The Tasmanian emu is an extinct subspecies of the emu. It was found in Tasmania, where it had become isolated during the Late Pleistocene. As opposed to the other insular emu taxa, the King Island emu and the Kangaroo Island emu, the population on Tasmania was sizable, meaning that there were no marked effects of small population size as in the other two isolates. The Tasmanian emu became extinct around 1865 according to the Australian Species Profile and Threats database. Officially this was recorded in 1997 when changes to listings of nationally threatened species saw the Tasmanian sub-species of emu added to the list of species presumed extinct. Information regarding the emu is reliant on 19th century documentary evidence and the limited number of emu specimens in museums. As a consequence one of the biggest challenges in researching the Tasmanian emu is the many names or spellings used to describe the emu. The early colonial accounts spell it ‘emue’, Reverend Robert Knopwood spelt it as ‘emew’. Other early accounts referred to it as a ‘cassowary’ and even an ‘ostrich’. George Augustus Robinson recorded two indigenous words for the Tasmanian emu. The Oyster Bay Indigenous language word for emu is Pun.nune.ner and the Brune Indigenous language word is Gonanner.

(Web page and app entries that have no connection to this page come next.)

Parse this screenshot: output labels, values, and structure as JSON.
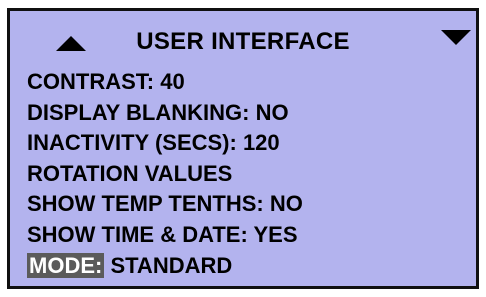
{
  "screen": {
    "title": "USER INTERFACE",
    "colors": {
      "background": "#b3b3ee",
      "text": "#000000",
      "highlight": "#5b5b5b",
      "highlight_text": "#ffffff"
    },
    "icons": {
      "scroll_up": "triangle-up-icon",
      "scroll_down": "triangle-down-icon"
    }
  },
  "menu": {
    "items": [
      "CONTRAST: 40",
      "DISPLAY BLANKING: NO",
      "INACTIVITY (SECS): 120",
      "ROTATION VALUES",
      "SHOW TEMP TENTHS: NO",
      "SHOW TIME & DATE: YES"
    ],
    "mode": {
      "label": "MODE:",
      "value": "STANDARD"
    }
  }
}
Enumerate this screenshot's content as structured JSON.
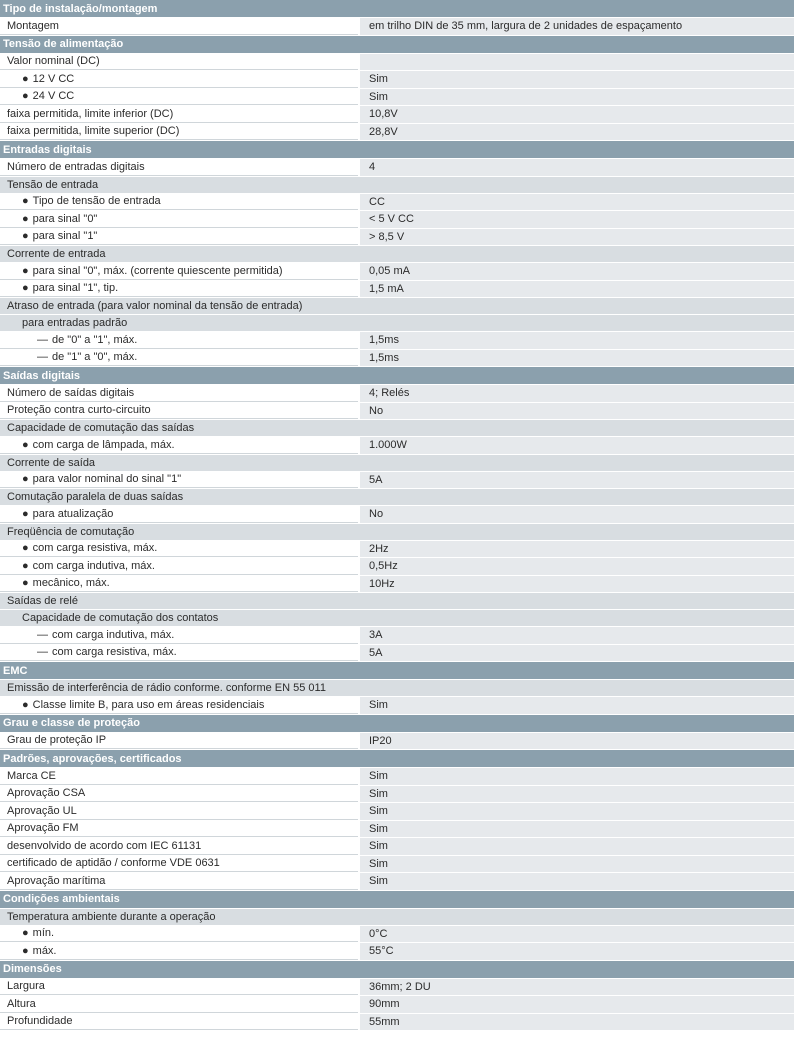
{
  "rows": [
    {
      "type": "section",
      "text": "Tipo de instalação/montagem"
    },
    {
      "type": "item",
      "label": "Montagem",
      "value": "em trilho DIN de 35 mm, largura de 2 unidades de espaçamento",
      "indent": 0
    },
    {
      "type": "section",
      "text": "Tensão de alimentação"
    },
    {
      "type": "item",
      "label": "Valor nominal (DC)",
      "value": "",
      "indent": 0
    },
    {
      "type": "item",
      "label": "12 V CC",
      "value": "Sim",
      "indent": 1,
      "marker": "●"
    },
    {
      "type": "item",
      "label": "24 V CC",
      "value": "Sim",
      "indent": 1,
      "marker": "●"
    },
    {
      "type": "item",
      "label": "faixa permitida, limite inferior (DC)",
      "value": "10,8V",
      "indent": 0
    },
    {
      "type": "item",
      "label": "faixa permitida, limite superior (DC)",
      "value": "28,8V",
      "indent": 0
    },
    {
      "type": "section",
      "text": "Entradas digitais"
    },
    {
      "type": "item",
      "label": "Número de entradas digitais",
      "value": "4",
      "indent": 0
    },
    {
      "type": "sub",
      "text": "Tensão de entrada",
      "indent": 0
    },
    {
      "type": "item",
      "label": "Tipo de tensão de entrada",
      "value": "CC",
      "indent": 1,
      "marker": "●"
    },
    {
      "type": "item",
      "label": "para sinal \"0\"",
      "value": "< 5 V CC",
      "indent": 1,
      "marker": "●"
    },
    {
      "type": "item",
      "label": "para sinal \"1\"",
      "value": "> 8,5 V",
      "indent": 1,
      "marker": "●"
    },
    {
      "type": "sub",
      "text": "Corrente de entrada",
      "indent": 0
    },
    {
      "type": "item",
      "label": "para sinal \"0\", máx. (corrente quiescente permitida)",
      "value": "0,05 mA",
      "indent": 1,
      "marker": "●"
    },
    {
      "type": "item",
      "label": "para sinal \"1\", tip.",
      "value": "1,5 mA",
      "indent": 1,
      "marker": "●"
    },
    {
      "type": "sub",
      "text": "Atraso de entrada (para valor nominal da tensão de entrada)",
      "indent": 0
    },
    {
      "type": "sub",
      "text": "para entradas padrão",
      "indent": 1
    },
    {
      "type": "item",
      "label": "de \"0\" a \"1\", máx.",
      "value": "1,5ms",
      "indent": 2,
      "marker": "—"
    },
    {
      "type": "item",
      "label": "de \"1\" a \"0\", máx.",
      "value": "1,5ms",
      "indent": 2,
      "marker": "—"
    },
    {
      "type": "section",
      "text": "Saídas digitais"
    },
    {
      "type": "item",
      "label": "Número de saídas digitais",
      "value": "4; Relés",
      "indent": 0
    },
    {
      "type": "item",
      "label": "Proteção contra curto-circuito",
      "value": "No",
      "indent": 0
    },
    {
      "type": "sub",
      "text": "Capacidade de comutação das saídas",
      "indent": 0
    },
    {
      "type": "item",
      "label": "com carga de lâmpada, máx.",
      "value": "1.000W",
      "indent": 1,
      "marker": "●"
    },
    {
      "type": "sub",
      "text": "Corrente de saída",
      "indent": 0
    },
    {
      "type": "item",
      "label": "para valor nominal do sinal \"1\"",
      "value": "5A",
      "indent": 1,
      "marker": "●"
    },
    {
      "type": "sub",
      "text": "Comutação paralela de duas saídas",
      "indent": 0
    },
    {
      "type": "item",
      "label": "para atualização",
      "value": "No",
      "indent": 1,
      "marker": "●"
    },
    {
      "type": "sub",
      "text": "Freqüência de comutação",
      "indent": 0
    },
    {
      "type": "item",
      "label": "com carga resistiva, máx.",
      "value": "2Hz",
      "indent": 1,
      "marker": "●"
    },
    {
      "type": "item",
      "label": "com carga indutiva, máx.",
      "value": "0,5Hz",
      "indent": 1,
      "marker": "●"
    },
    {
      "type": "item",
      "label": "mecânico, máx.",
      "value": "10Hz",
      "indent": 1,
      "marker": "●"
    },
    {
      "type": "sub",
      "text": "Saídas de relé",
      "indent": 0
    },
    {
      "type": "sub",
      "text": "Capacidade de comutação dos contatos",
      "indent": 1
    },
    {
      "type": "item",
      "label": "com carga indutiva, máx.",
      "value": "3A",
      "indent": 2,
      "marker": "—"
    },
    {
      "type": "item",
      "label": "com carga resistiva, máx.",
      "value": "5A",
      "indent": 2,
      "marker": "—"
    },
    {
      "type": "section",
      "text": "EMC"
    },
    {
      "type": "sub",
      "text": "Emissão de interferência de rádio conforme. conforme EN 55 011",
      "indent": 0
    },
    {
      "type": "item",
      "label": "Classe limite B, para uso em áreas residenciais",
      "value": "Sim",
      "indent": 1,
      "marker": "●"
    },
    {
      "type": "section",
      "text": "Grau e classe de proteção"
    },
    {
      "type": "item",
      "label": "Grau de proteção IP",
      "value": "IP20",
      "indent": 0
    },
    {
      "type": "section",
      "text": "Padrões, aprovações, certificados"
    },
    {
      "type": "item",
      "label": "Marca CE",
      "value": "Sim",
      "indent": 0
    },
    {
      "type": "item",
      "label": "Aprovação CSA",
      "value": "Sim",
      "indent": 0
    },
    {
      "type": "item",
      "label": "Aprovação UL",
      "value": "Sim",
      "indent": 0
    },
    {
      "type": "item",
      "label": "Aprovação FM",
      "value": "Sim",
      "indent": 0
    },
    {
      "type": "item",
      "label": "desenvolvido de acordo com IEC 61131",
      "value": "Sim",
      "indent": 0
    },
    {
      "type": "item",
      "label": "certificado de aptidão / conforme VDE 0631",
      "value": "Sim",
      "indent": 0
    },
    {
      "type": "item",
      "label": "Aprovação marítima",
      "value": "Sim",
      "indent": 0
    },
    {
      "type": "section",
      "text": "Condições ambientais"
    },
    {
      "type": "sub",
      "text": "Temperatura ambiente durante a operação",
      "indent": 0
    },
    {
      "type": "item",
      "label": "mín.",
      "value": "0°C",
      "indent": 1,
      "marker": "●"
    },
    {
      "type": "item",
      "label": "máx.",
      "value": "55°C",
      "indent": 1,
      "marker": "●"
    },
    {
      "type": "section",
      "text": "Dimensões"
    },
    {
      "type": "item",
      "label": "Largura",
      "value": "36mm; 2 DU",
      "indent": 0
    },
    {
      "type": "item",
      "label": "Altura",
      "value": "90mm",
      "indent": 0
    },
    {
      "type": "item",
      "label": "Profundidade",
      "value": "55mm",
      "indent": 0
    }
  ],
  "colors": {
    "section_bg": "#8ba0ad",
    "sub_bg": "#d8dde1",
    "value_bg": "#e6e9ec"
  }
}
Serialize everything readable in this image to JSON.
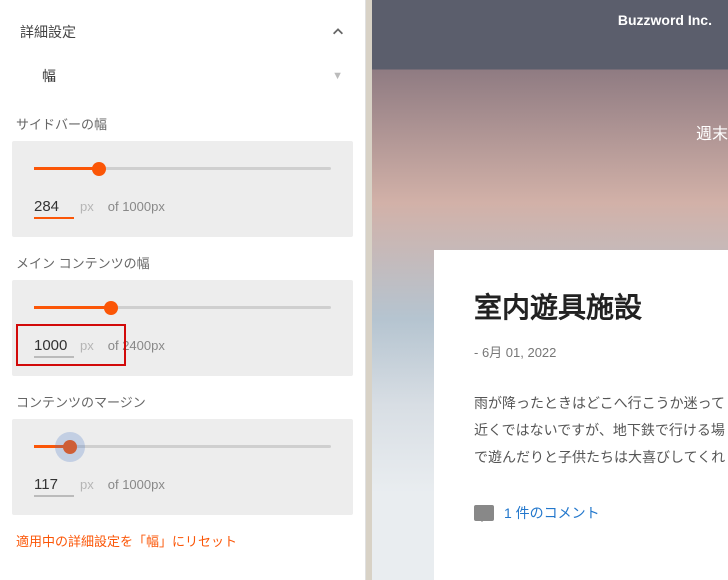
{
  "panel": {
    "title": "詳細設定",
    "dropdown_label": "幅",
    "reset_text": "適用中の詳細設定を「幅」にリセット"
  },
  "controls": {
    "sidebar_width": {
      "label": "サイドバーの幅",
      "value": "284",
      "unit": "px",
      "of_text": "of 1000px",
      "max": 1000,
      "fill_pct": 22
    },
    "main_width": {
      "label": "メイン コンテンツの幅",
      "value": "1000",
      "unit": "px",
      "of_text": "of 2400px",
      "max": 2400,
      "fill_pct": 26
    },
    "margin": {
      "label": "コンテンツのマージン",
      "value": "117",
      "unit": "px",
      "of_text": "of 1000px",
      "max": 1000,
      "fill_pct": 12
    }
  },
  "preview": {
    "brand": "Buzzword Inc.",
    "side_text": "週末",
    "post": {
      "title": "室内遊具施設",
      "date": "- 6月 01, 2022",
      "body": [
        "雨が降ったときはどこへ行こうか迷って",
        "近くではないですが、地下鉄で行ける場",
        "で遊んだりと子供たちは大喜びしてくれ"
      ],
      "comment_text": "1 件のコメント"
    }
  }
}
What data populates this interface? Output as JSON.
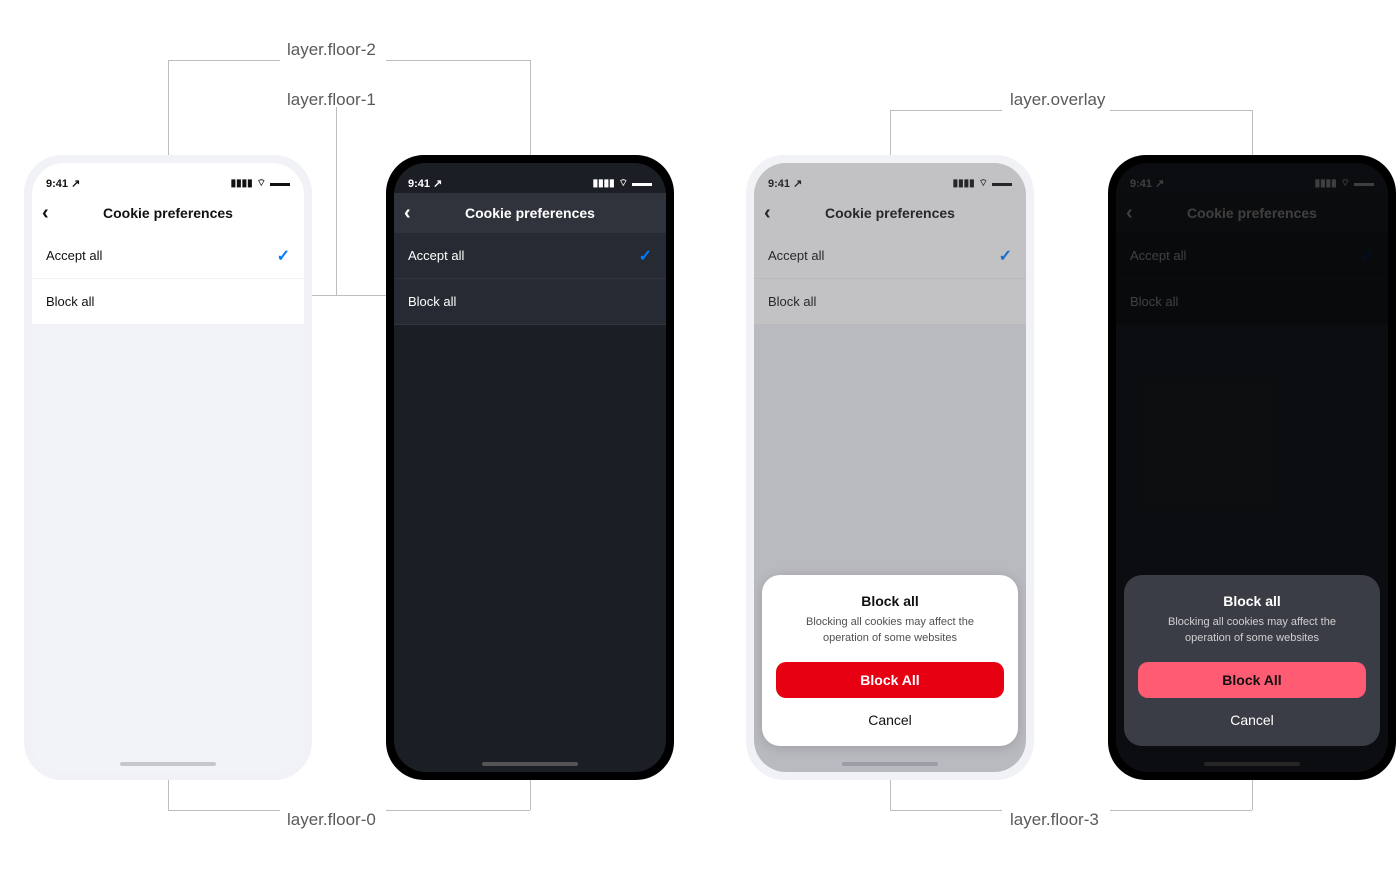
{
  "labels": {
    "floor2": "layer.floor-2",
    "floor1": "layer.floor-1",
    "floor0": "layer.floor-0",
    "floor3": "layer.floor-3",
    "overlay": "layer.overlay"
  },
  "status": {
    "time": "9:41",
    "nav_arrow": "↗︎"
  },
  "nav": {
    "title": "Cookie preferences",
    "back_glyph": "‹"
  },
  "rows": {
    "accept": "Accept all",
    "block": "Block all",
    "check": "✓"
  },
  "sheet": {
    "title": "Block all",
    "subtitle": "Blocking all cookies may affect the operation of some websites",
    "primary": "Block All",
    "cancel": "Cancel"
  },
  "colors": {
    "accent": "#007aff",
    "danger_light": "#e60012",
    "danger_dark": "#ff5b72"
  }
}
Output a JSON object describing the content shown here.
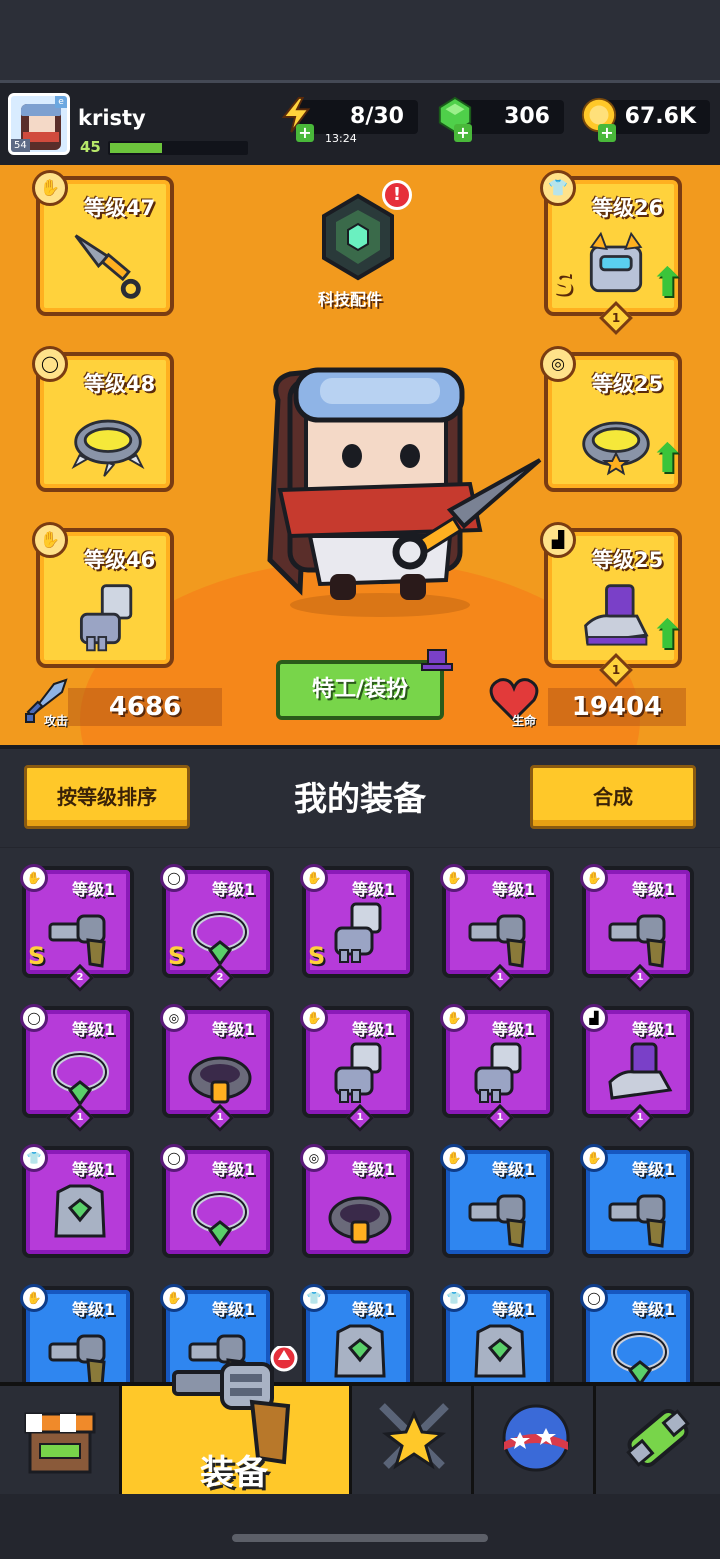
{
  "player": {
    "name": "kristy",
    "level": "45",
    "avatar_tag": "54",
    "xp_fraction": 0.38
  },
  "resources": {
    "energy": "8/30",
    "energy_timer": "13:24",
    "gems": "306",
    "coins": "67.6K"
  },
  "equipped": {
    "weapon": {
      "level": "等级47"
    },
    "necklace": {
      "level": "等级48"
    },
    "gloves": {
      "level": "等级46"
    },
    "armor": {
      "level": "等级26",
      "rank": "S",
      "count": "1"
    },
    "ring": {
      "level": "等级25"
    },
    "boots": {
      "level": "等级25",
      "count": "1"
    }
  },
  "tech": {
    "label": "科技配件"
  },
  "agent_button": "特工/装扮",
  "stats": {
    "attack_label": "攻击",
    "attack_value": "4686",
    "hp_label": "生命",
    "hp_value": "19404"
  },
  "gear_header": {
    "sort_button": "按等级排序",
    "title": "我的装备",
    "merge_button": "合成"
  },
  "inventory": [
    {
      "level": "等级1",
      "rarity": "purple",
      "icon": "weapon-icon",
      "rank": "S",
      "count": "2"
    },
    {
      "level": "等级1",
      "rarity": "purple",
      "icon": "necklace-icon",
      "rank": "S",
      "count": "2"
    },
    {
      "level": "等级1",
      "rarity": "purple",
      "icon": "glove-icon",
      "rank": "S",
      "count": ""
    },
    {
      "level": "等级1",
      "rarity": "purple",
      "icon": "weapon-icon",
      "rank": "",
      "count": "1"
    },
    {
      "level": "等级1",
      "rarity": "purple",
      "icon": "weapon-icon",
      "rank": "",
      "count": "1"
    },
    {
      "level": "等级1",
      "rarity": "purple",
      "icon": "necklace-icon",
      "rank": "",
      "count": "1"
    },
    {
      "level": "等级1",
      "rarity": "purple",
      "icon": "belt-icon",
      "rank": "",
      "count": "1"
    },
    {
      "level": "等级1",
      "rarity": "purple",
      "icon": "glove-icon",
      "rank": "",
      "count": "1"
    },
    {
      "level": "等级1",
      "rarity": "purple",
      "icon": "glove-icon",
      "rank": "",
      "count": "1"
    },
    {
      "level": "等级1",
      "rarity": "purple",
      "icon": "boot-icon",
      "rank": "",
      "count": "1"
    },
    {
      "level": "等级1",
      "rarity": "purple",
      "icon": "armor-icon",
      "rank": "",
      "count": ""
    },
    {
      "level": "等级1",
      "rarity": "purple",
      "icon": "necklace-icon",
      "rank": "",
      "count": ""
    },
    {
      "level": "等级1",
      "rarity": "purple",
      "icon": "belt-icon",
      "rank": "",
      "count": ""
    },
    {
      "level": "等级1",
      "rarity": "blue",
      "icon": "weapon-icon",
      "rank": "",
      "count": ""
    },
    {
      "level": "等级1",
      "rarity": "blue",
      "icon": "weapon-icon",
      "rank": "",
      "count": ""
    },
    {
      "level": "等级1",
      "rarity": "blue",
      "icon": "weapon-icon",
      "rank": "",
      "count": ""
    },
    {
      "level": "等级1",
      "rarity": "blue",
      "icon": "weapon-icon",
      "rank": "",
      "count": ""
    },
    {
      "level": "等级1",
      "rarity": "blue",
      "icon": "armor-icon",
      "rank": "",
      "count": ""
    },
    {
      "level": "等级1",
      "rarity": "blue",
      "icon": "armor-icon",
      "rank": "",
      "count": ""
    },
    {
      "level": "等级1",
      "rarity": "blue",
      "icon": "necklace-icon",
      "rank": "",
      "count": ""
    }
  ],
  "nav": {
    "active_label": "装备"
  },
  "colors": {
    "stage": "#f29a1e",
    "slot": "#ffd23c",
    "purple": "#b63bd9",
    "blue": "#2f86f0",
    "button_green": "#78d54a",
    "button_yellow": "#ffc829"
  }
}
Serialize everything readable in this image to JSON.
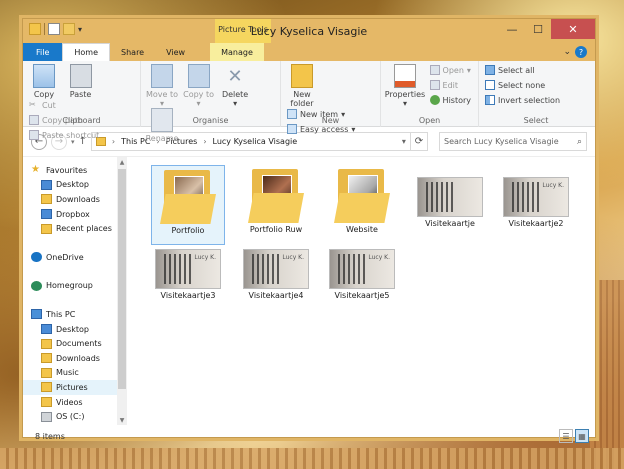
{
  "window": {
    "title": "Lucy Kyselica Visagie",
    "context_tab": "Picture Tools"
  },
  "tabs": [
    "File",
    "Home",
    "Share",
    "View",
    "Manage"
  ],
  "ribbon": {
    "clipboard": {
      "label": "Clipboard",
      "copy": "Copy",
      "paste": "Paste",
      "cut": "Cut",
      "copy_path": "Copy path",
      "paste_shortcut": "Paste shortcut"
    },
    "organise": {
      "label": "Organise",
      "move_to": "Move to",
      "copy_to": "Copy to",
      "delete": "Delete",
      "rename": "Rename"
    },
    "new": {
      "label": "New",
      "new_folder": "New folder",
      "new_item": "New item",
      "easy_access": "Easy access"
    },
    "open": {
      "label": "Open",
      "properties": "Properties",
      "open": "Open",
      "edit": "Edit",
      "history": "History"
    },
    "select": {
      "label": "Select",
      "select_all": "Select all",
      "select_none": "Select none",
      "invert_selection": "Invert selection"
    }
  },
  "address": {
    "crumbs": [
      "This PC",
      "Pictures",
      "Lucy Kyselica Visagie"
    ],
    "search_placeholder": "Search Lucy Kyselica Visagie"
  },
  "nav": {
    "favourites": "Favourites",
    "fav_items": [
      "Desktop",
      "Downloads",
      "Dropbox",
      "Recent places"
    ],
    "onedrive": "OneDrive",
    "homegroup": "Homegroup",
    "thispc": "This PC",
    "pc_items": [
      "Desktop",
      "Documents",
      "Downloads",
      "Music",
      "Pictures",
      "Videos",
      "OS (C:)"
    ]
  },
  "files": [
    {
      "name": "Portfolio",
      "kind": "folder"
    },
    {
      "name": "Portfolio Ruw",
      "kind": "folder"
    },
    {
      "name": "Website",
      "kind": "folder"
    },
    {
      "name": "Visitekaartje",
      "kind": "image"
    },
    {
      "name": "Visitekaartje2",
      "kind": "image"
    },
    {
      "name": "Visitekaartje3",
      "kind": "image"
    },
    {
      "name": "Visitekaartje4",
      "kind": "image"
    },
    {
      "name": "Visitekaartje5",
      "kind": "image"
    }
  ],
  "card_text": "Lucy K.",
  "status": "8 items"
}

This is a part of the Wikipedia article used under the Creative Commons Attribution-Sharealike 3.0 Unported License (CC-BY-SA).